→ **DESCRIPTION OF THE TASK**: Across the entries below, count the lines in which the word "问一个问题" occurs. Reply with the count alone.

→ **TASK MATERIAL**:
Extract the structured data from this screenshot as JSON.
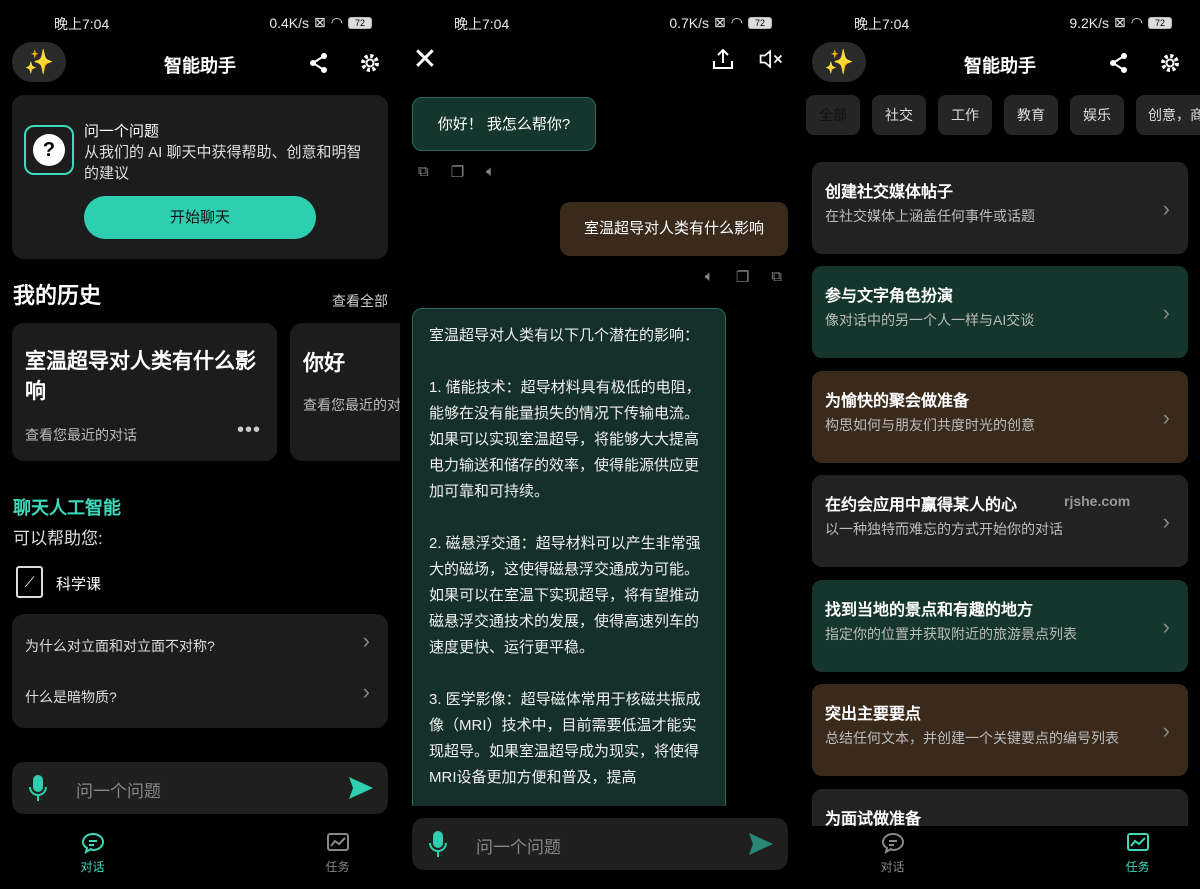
{
  "screen1": {
    "status": {
      "time": "晚上7:04",
      "speed": "0.4K/s",
      "battery": "72"
    },
    "header": {
      "title": "智能助手"
    },
    "ask_card": {
      "title": "问一个问题",
      "desc": "从我们的 AI 聊天中获得帮助、创意和明智的建议",
      "button": "开始聊天"
    },
    "history": {
      "title": "我的历史",
      "view_all": "查看全部",
      "items": [
        {
          "title": "室温超导对人类有什么影响",
          "sub": "查看您最近的对话"
        },
        {
          "title": "你好",
          "sub": "查看您最近的对话"
        }
      ]
    },
    "chat_ai": {
      "title": "聊天人工智能",
      "sub": "可以帮助您:",
      "topic": "科学课",
      "questions": [
        "为什么对立面和对立面不对称?",
        "什么是暗物质?"
      ]
    },
    "input_placeholder": "问一个问题",
    "nav": {
      "chat": "对话",
      "tasks": "任务"
    }
  },
  "screen2": {
    "status": {
      "time": "晚上7:04",
      "speed": "0.7K/s",
      "battery": "72"
    },
    "greeting": "你好！ 我怎么帮你?",
    "user_msg": "室温超导对人类有什么影响",
    "answer": [
      "室温超导对人类有以下几个潜在的影响：",
      "1. 储能技术：超导材料具有极低的电阻，能够在没有能量损失的情况下传输电流。如果可以实现室温超导，将能够大大提高电力输送和储存的效率，使得能源供应更加可靠和可持续。",
      "2. 磁悬浮交通：超导材料可以产生非常强大的磁场，这使得磁悬浮交通成为可能。如果可以在室温下实现超导，将有望推动磁悬浮交通技术的发展，使得高速列车的速度更快、运行更平稳。",
      "3. 医学影像：超导磁体常用于核磁共振成像（MRI）技术中，目前需要低温才能实现超导。如果室温超导成为现实，将使得MRI设备更加方便和普及，提高"
    ],
    "input_placeholder": "问一个问题"
  },
  "screen3": {
    "status": {
      "time": "晚上7:04",
      "speed": "9.2K/s",
      "battery": "72"
    },
    "header": {
      "title": "智能助手"
    },
    "chips": [
      "全部",
      "社交",
      "工作",
      "教育",
      "娱乐",
      "创意，商"
    ],
    "tasks": [
      {
        "title": "创建社交媒体帖子",
        "desc": "在社交媒体上涵盖任何事件或话题",
        "color": "#222222"
      },
      {
        "title": "参与文字角色扮演",
        "desc": "像对话中的另一个人一样与AI交谈",
        "color": "#15362c"
      },
      {
        "title": "为愉快的聚会做准备",
        "desc": "构思如何与朋友们共度时光的创意",
        "color": "#3a2a1c"
      },
      {
        "title": "在约会应用中赢得某人的心",
        "desc": "以一种独特而难忘的方式开始你的对话",
        "color": "#222222"
      },
      {
        "title": "找到当地的景点和有趣的地方",
        "desc": "指定你的位置并获取附近的旅游景点列表",
        "color": "#15362c"
      },
      {
        "title": "突出主要要点",
        "desc": "总结任何文本，并创建一个关键要点的编号列表",
        "color": "#3a2a1c"
      },
      {
        "title": "为面试做准备",
        "desc": "",
        "color": "#222222"
      }
    ],
    "watermark": "rjshe.com",
    "nav": {
      "chat": "对话",
      "tasks": "任务"
    }
  },
  "colors": {
    "accent": "#2ecfb0",
    "bg": "#000000",
    "card": "#1c1c1c"
  }
}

→ **RESPONSE TO THIS EXERCISE**: 3